When you have psoriatic arthritis (PsA) you may be more likely to develop certain other health conditions. More than half of people with PsA live with at least one other health condition. This is known as having a ‘co-morbidity’.
The most common co-morbidity for people with PsA is heart disease. But people with PsA are also more likely to develop certain metabolic disorders.
What are metabolic disorders?
Our metabolism is a set of chemical process that keep our bodies working well. Metabolic disorders occur when there are changes in these processes that result in our bodies having too little or too much of the substances it needs to stay healthy. While there are many different metabolic disorders, there are some that people with PsA are more likely to be living with.
Obesity and overweight are common in people with PsA. This can be due to a number of reasons. For example, sore joints can make it difficult to exercise and a lack of physical activity can make it hard to maintain a healthy weight. Another reason is that arthritis medications, like corticosteroids have been linked to weight gain and obesity. This can make it more difficult for people with PsA to be in a healthy weight range.
Obesity and overweight can increase the risk of different health conditions. They can also increase PsA disease activity. This is because fat cells release substances that can increase inflammation. Because of this, it is important to try and maintain a healthy weight.
Metabolic syndrome is a group of conditions that often occur together. These include obesity, high cholesterol, high blood pressure and high blood sugar. These conditions increase your risk of type 2 diabetes, stroke and heart disease. People with PsA and metabolic syndrome tend to have more severe PsA symptoms.
Type 2 diabetes
Type 2 diabetes (also known as ‘diabetes mellitus’) is when the body does not make enough insulin or use insulin efficiently. Insulin breaks down sugar in food so it can be used for energy. If this process does not work well, the sugar stays in the blood, leading to high blood sugar levels.

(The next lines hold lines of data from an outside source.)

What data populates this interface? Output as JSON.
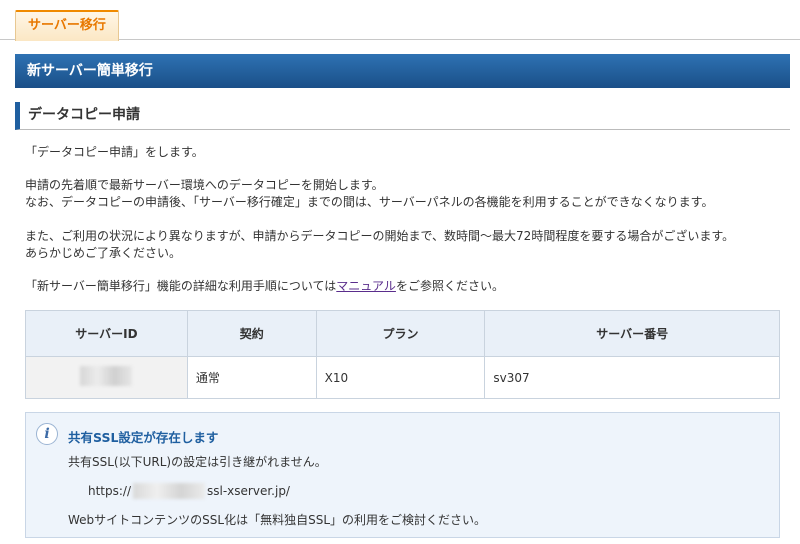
{
  "tabs": [
    {
      "label": "サーバー移行"
    }
  ],
  "header": {
    "title": "新サーバー簡単移行"
  },
  "section": {
    "title": "データコピー申請"
  },
  "paragraphs": {
    "p1": "「データコピー申請」をします。",
    "p2a": "申請の先着順で最新サーバー環境へのデータコピーを開始します。",
    "p2b": "なお、データコピーの申請後、「サーバー移行確定」までの間は、サーバーパネルの各機能を利用することができなくなります。",
    "p3a": "また、ご利用の状況により異なりますが、申請からデータコピーの開始まで、数時間～最大72時間程度を要する場合がございます。",
    "p3b": "あらかじめご了承ください。",
    "p4_before": "「新サーバー簡単移行」機能の詳細な利用手順については",
    "p4_link": "マニュアル",
    "p4_after": "をご参照ください。"
  },
  "table": {
    "headers": [
      "サーバーID",
      "契約",
      "プラン",
      "サーバー番号"
    ],
    "row": {
      "server_id": "",
      "contract": "通常",
      "plan": "X10",
      "server_number": "sv307"
    }
  },
  "notice": {
    "title": "共有SSL設定が存在します",
    "line1": "共有SSL(以下URL)の設定は引き継がれません。",
    "url_prefix": "https://",
    "url_suffix": "ssl-xserver.jp/",
    "line3": "WebサイトコンテンツのSSL化は「無料独自SSL」の利用をご検討ください。"
  },
  "colors": {
    "accent": "#1f5fa0",
    "tab": "#e87800",
    "header": "#2e72b3"
  },
  "icons": {
    "notice": "info-icon"
  }
}
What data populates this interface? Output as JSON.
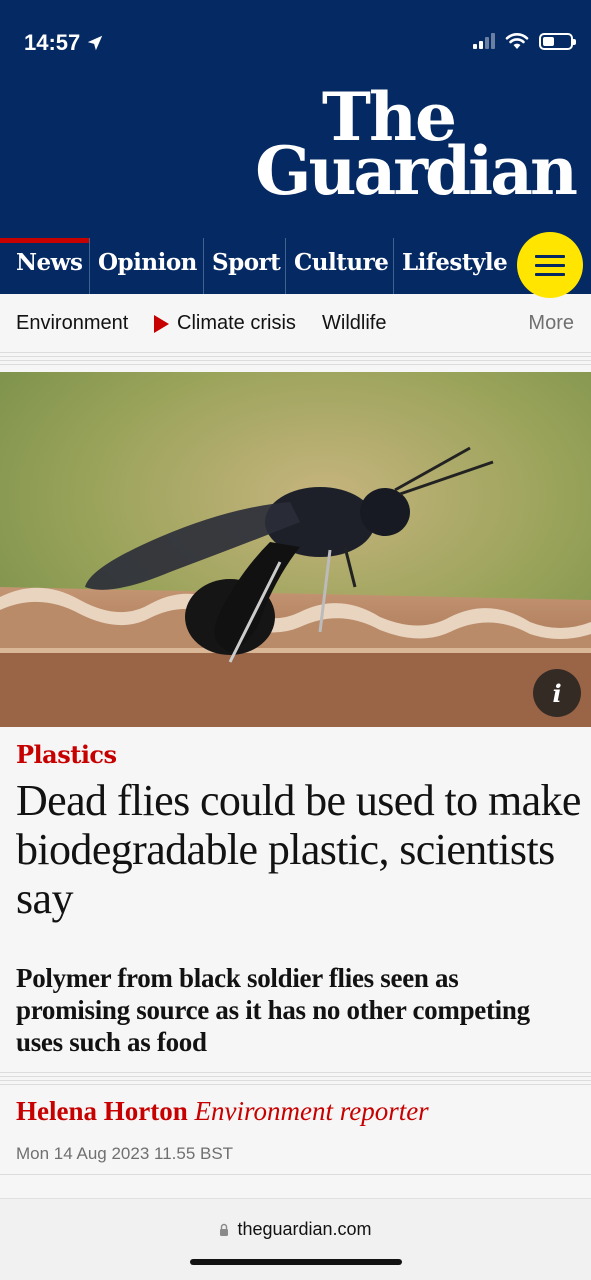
{
  "status_bar": {
    "time": "14:57",
    "icons": [
      "location-arrow-icon",
      "cellular-signal-icon",
      "wifi-icon",
      "battery-icon"
    ],
    "battery_level": 0.42
  },
  "masthead": {
    "logo_line1": "The",
    "logo_line2": "Guardian",
    "background_color": "#052962"
  },
  "nav": {
    "pillars": [
      {
        "label": "News",
        "active": true
      },
      {
        "label": "Opinion",
        "active": false
      },
      {
        "label": "Sport",
        "active": false
      },
      {
        "label": "Culture",
        "active": false
      },
      {
        "label": "Lifestyle",
        "active": false
      }
    ],
    "menu_icon": "hamburger-menu-icon",
    "menu_color": "#ffe500"
  },
  "subnav": {
    "items": [
      "Environment",
      "Climate crisis",
      "Wildlife"
    ],
    "more_label": "More"
  },
  "article": {
    "image_alt_icon": "info-icon",
    "image_info_label": "i",
    "kicker": "Plastics",
    "headline": "Dead flies could be used to make biodegradable plastic, scientists say",
    "standfirst": "Polymer from black soldier flies seen as promising source as it has no other competing uses such as food",
    "author": "Helena Horton",
    "author_role": "Environment reporter",
    "date": "Mon 14 Aug 2023 11.55 BST",
    "accent_color": "#c70000"
  },
  "browser": {
    "url": "theguardian.com",
    "lock_icon": "lock-icon"
  }
}
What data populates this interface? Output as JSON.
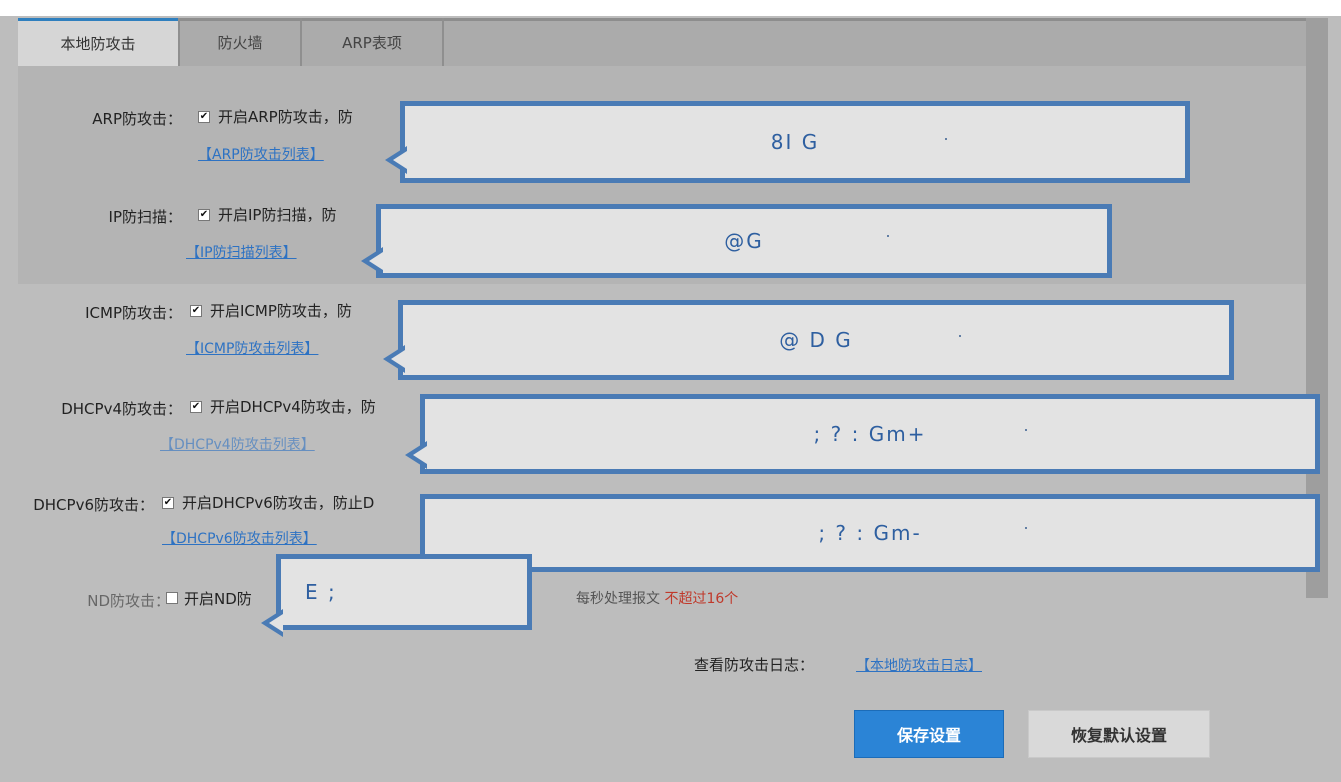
{
  "tabs": [
    {
      "label": "本地防攻击",
      "active": true
    },
    {
      "label": "防火墙",
      "active": false
    },
    {
      "label": "ARP表项",
      "active": false
    }
  ],
  "rows": [
    {
      "label": "ARP防攻击：",
      "checked": true,
      "desc": "开启ARP防攻击，防",
      "link": "【ARP防攻击列表】"
    },
    {
      "label": "IP防扫描：",
      "checked": true,
      "desc": "开启IP防扫描，防",
      "link": "【IP防扫描列表】"
    },
    {
      "label": "ICMP防攻击：",
      "checked": true,
      "desc": "开启ICMP防攻击，防",
      "link": "【ICMP防攻击列表】"
    },
    {
      "label": "DHCPv4防攻击：",
      "checked": true,
      "desc": "开启DHCPv4防攻击，防",
      "link": "【DHCPv4防攻击列表】"
    },
    {
      "label": "DHCPv6防攻击：",
      "checked": true,
      "desc": "开启DHCPv6防攻击，防止D",
      "link": "【DHCPv6防攻击列表】"
    },
    {
      "label": "ND防攻击：",
      "checked": false,
      "desc": "开启ND防",
      "tail_text": "每秒处理报文",
      "tail_warn": "不超过16个"
    }
  ],
  "callouts": [
    {
      "text": "8I G"
    },
    {
      "text": "@G"
    },
    {
      "text": "@ D G"
    },
    {
      "text": "; ? : Gm+"
    },
    {
      "text": "; ? : Gm-"
    },
    {
      "text": "E ;"
    }
  ],
  "log": {
    "label": "查看防攻击日志：",
    "link": "【本地防攻击日志】"
  },
  "buttons": {
    "save": "保存设置",
    "restore": "恢复默认设置"
  },
  "colors": {
    "accent": "#2b84d6",
    "callout_border": "#4a7bb5",
    "link": "#2d72c3",
    "warn": "#c0392b"
  }
}
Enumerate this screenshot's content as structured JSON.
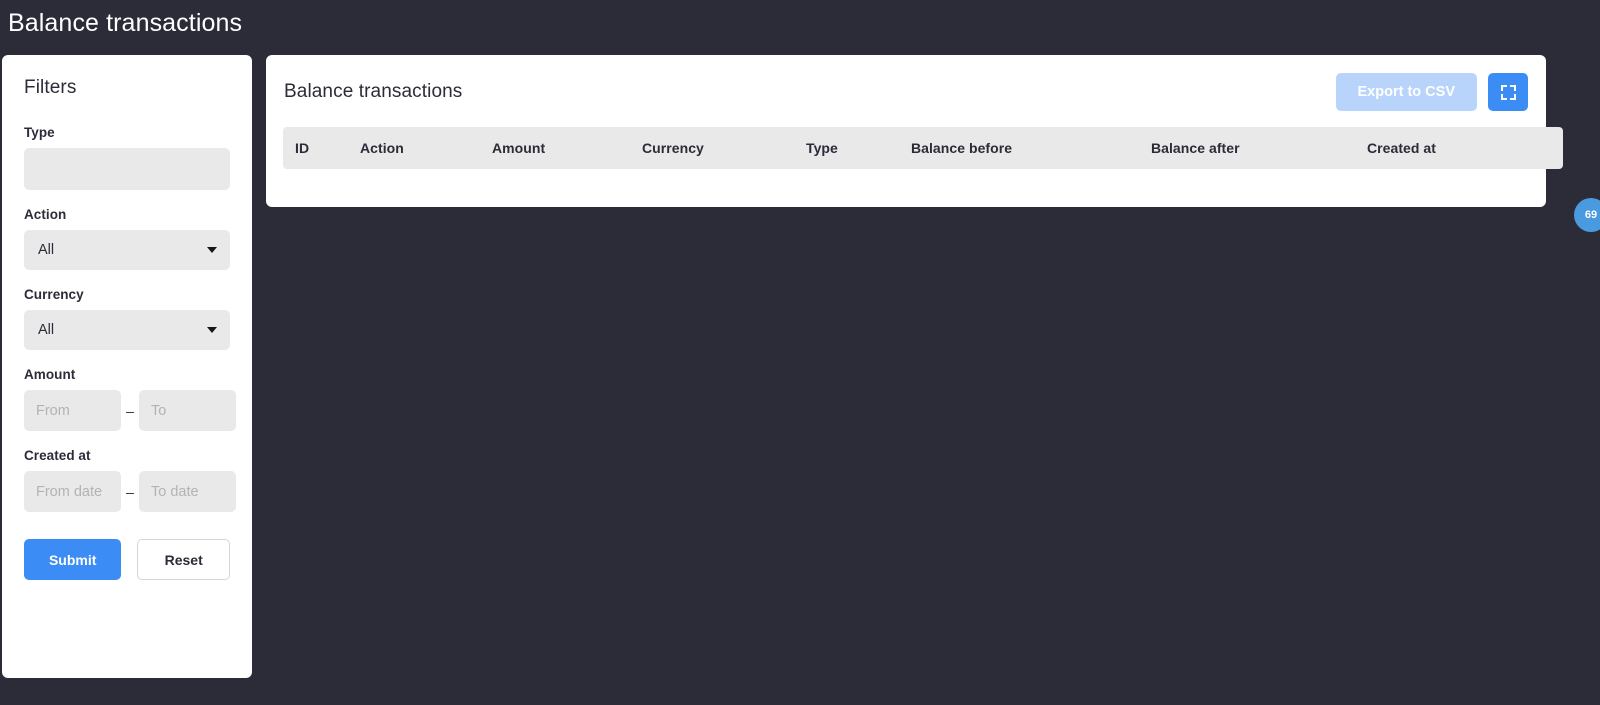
{
  "page": {
    "title": "Balance transactions"
  },
  "filters": {
    "heading": "Filters",
    "type": {
      "label": "Type",
      "value": "",
      "placeholder": ""
    },
    "action": {
      "label": "Action",
      "value": "All",
      "arrow_icon": "chevron-down-icon"
    },
    "currency": {
      "label": "Currency",
      "value": "All",
      "arrow_icon": "chevron-down-icon"
    },
    "amount": {
      "label": "Amount",
      "from_value": "",
      "from_placeholder": "From",
      "to_value": "",
      "to_placeholder": "To",
      "separator": "–"
    },
    "created_at": {
      "label": "Created at",
      "from_value": "",
      "from_placeholder": "From date",
      "to_value": "",
      "to_placeholder": "To date",
      "separator": "–"
    },
    "submit_label": "Submit",
    "reset_label": "Reset"
  },
  "table_panel": {
    "title": "Balance transactions",
    "export_label": "Export to CSV",
    "fullscreen_icon": "fullscreen-expand-icon",
    "columns": [
      "ID",
      "Action",
      "Amount",
      "Currency",
      "Type",
      "Balance before",
      "Balance after",
      "Created at"
    ],
    "rows": []
  },
  "edge_badge": {
    "value": "69"
  },
  "colors": {
    "background": "#2c2c38",
    "card": "#ffffff",
    "accent": "#3b8cf5",
    "accent_disabled": "#b8d4fb",
    "field": "#e9e9e9",
    "badge": "#4a9ae0"
  }
}
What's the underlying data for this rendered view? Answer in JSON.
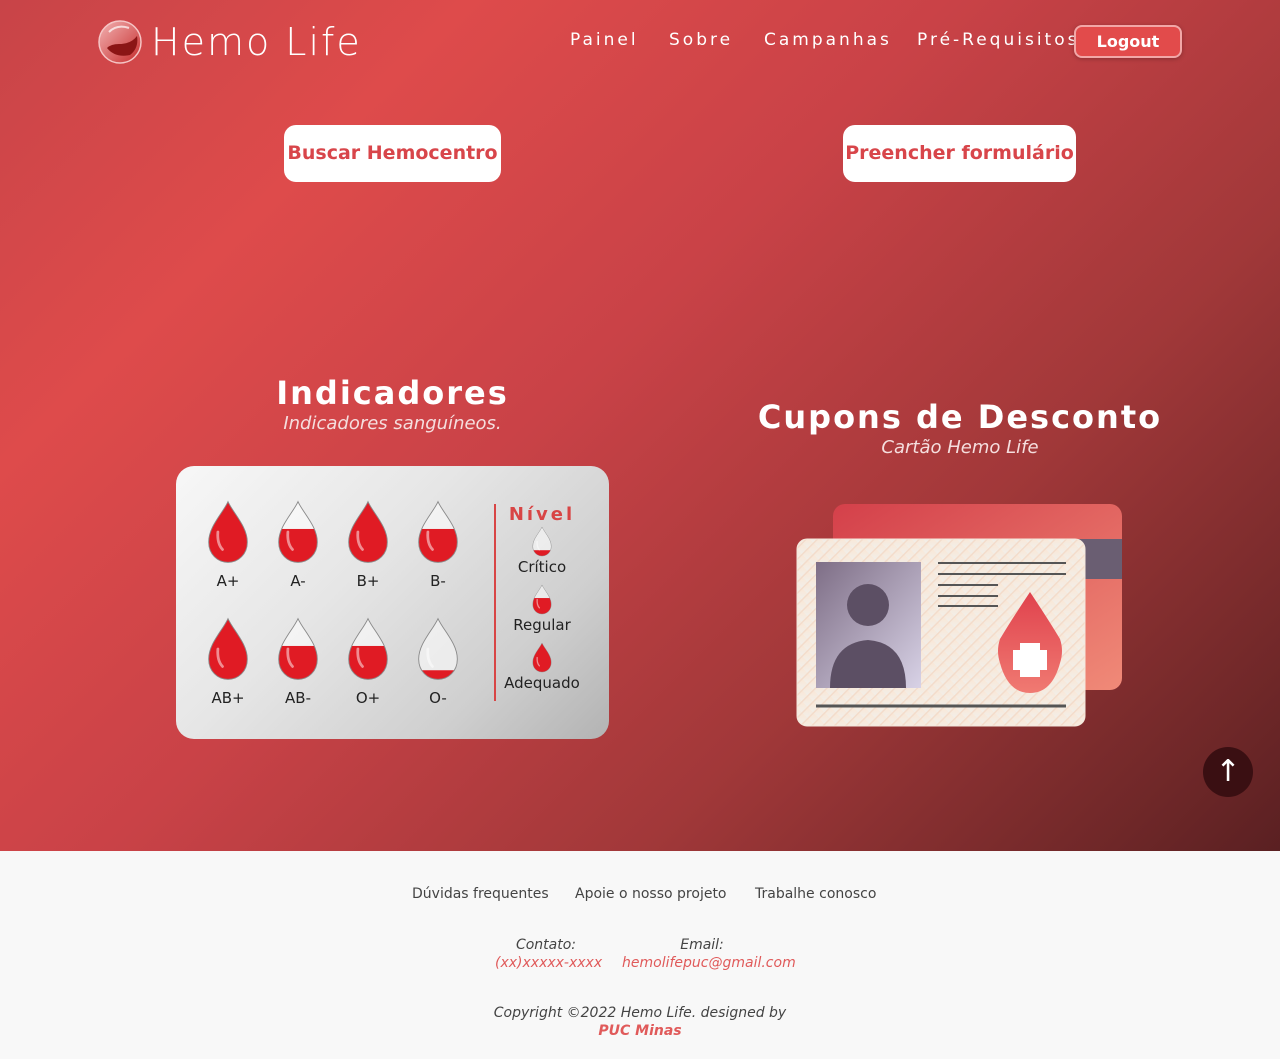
{
  "header": {
    "logo_text": "Hemo Life",
    "nav": [
      "Painel",
      "Sobre",
      "Campanhas",
      "Pré-Requisitos"
    ],
    "logout_label": "Logout"
  },
  "actions": {
    "search_label": "Buscar Hemocentro",
    "form_label": "Preencher formulário"
  },
  "indicators": {
    "title": "Indicadores",
    "subtitle": "Indicadores sanguíneos.",
    "types": [
      {
        "label": "A+",
        "fill": 1.0
      },
      {
        "label": "A-",
        "fill": 0.55
      },
      {
        "label": "B+",
        "fill": 1.0
      },
      {
        "label": "B-",
        "fill": 0.55
      },
      {
        "label": "AB+",
        "fill": 1.0
      },
      {
        "label": "AB-",
        "fill": 0.55
      },
      {
        "label": "O+",
        "fill": 0.55
      },
      {
        "label": "O-",
        "fill": 0.15
      }
    ],
    "legend_title": "Nível",
    "legend": [
      {
        "label": "Crítico",
        "fill": 0.2
      },
      {
        "label": "Regular",
        "fill": 0.55
      },
      {
        "label": "Adequado",
        "fill": 1.0
      }
    ]
  },
  "coupons": {
    "title": "Cupons de Desconto",
    "subtitle": "Cartão Hemo Life"
  },
  "scroll_top_icon": "arrow-up-icon",
  "footer": {
    "links": [
      "Dúvidas frequentes",
      "Apoie o nosso projeto",
      "Trabalhe conosco"
    ],
    "contact_label": "Contato:",
    "contact_value": "(xx)xxxxx-xxxx",
    "email_label": "Email:",
    "email_value": "hemolifepuc@gmail.com",
    "copyright": "Copyright ©2022 Hemo Life. designed by",
    "brand": "PUC Minas"
  },
  "colors": {
    "accent": "#d84545",
    "drop_red": "#e01b24",
    "footer_bg": "#f8f8f8"
  }
}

The cause of type 2 diabetes is unknown. Risk factors include family history and lifestyle factors, such as physical inactivity, poor diet and being overweight.
Research shows that people with PsA have a higher risk of developing type 2 diabetes. The risk is greater in people with higher levels of PsA disease activity. The cause of this increased risk is unknown. It’s thought that both the underlying inflammation of PsA and higher rates of obesity in people with PsA may contribute.
Non-alcoholic fatty liver disease
Non-alcoholic fatty liver disease is a chronic health condition where fat builds up in the liver. In some cases, excess fat can cause the liver to become inflamed. This inflammation can damage the liver and increase the risk of side effects from some medicines used to treat PsA. This can lead to serious complications.
More people with PsA have fatty liver disease than the general population. This higher rate may be caused by shared risk factors, such as overweight and obesity, type 2 diabetes and high triglycerides (type of fat found in the blood).
You can reduce your risks
Just because you have PsA does not mean you will develop metabolic comorbidities. You can reduce your risk of developing these conditions by maintaining a healthy lifestyle. A healthy lifestyle will also decrease your risk of developing other health conditions, improve the effectiveness of your medicines and reduce inflammation.
Try to do aerobic and strengthening exercises during the week. Exercise can protect your blood vessels, help you lose weight and reduce the risk of other metabolic conditions. There’s also evidence that exercise can fight inflammation. Exercise can also help manage arthritis pain, improve joint function, and strengthen muscles.
It is important to talk with your doctor before starting new exercises. Your doctor, physiotherapist or exercise physiologist can suggest specific exercises that are appropriate for you. Read Exercise and PsA for more information.
Add extra fruits and vegetables to your diet. Eat fatty fish like salmon and tuna, which are high in anti-inflammatory omega-3 fatty acids. Avoid saturated and trans fats, which contribute to weight gain and fatty and liver disease. Read Healthy eating for more information
Watch your numbers
Have your blood sugar, blood pressure and cholesterol levels checked regularly. If they are high your doctor may recommend that you try to lower them with diet and exercise or may prescribe you medications to help if necessary.
Monitor your liver health
Some of the medications used to manage PsA, like methotrexate, leflunomide or NSAIDs, can also affect the liver. If you are taking these medications, your doctor will recommend regular tests to monitor how your liver is working.
Set good habits
Remember, if you’re trying to change your behaviour, it will take time. Habits, whether good or bad, take time to form so be patient and be kind to yourself. If you have an occasional treat or you experience a setback in setting good habits don’t beat yourself up. This happens to everyone. The important thing is to learn from the experience and just keep trying. Speak to your doctor or a psychologist if you need additional support.
This resource has been developed based on the best available evidence. A full list of references is available upon request.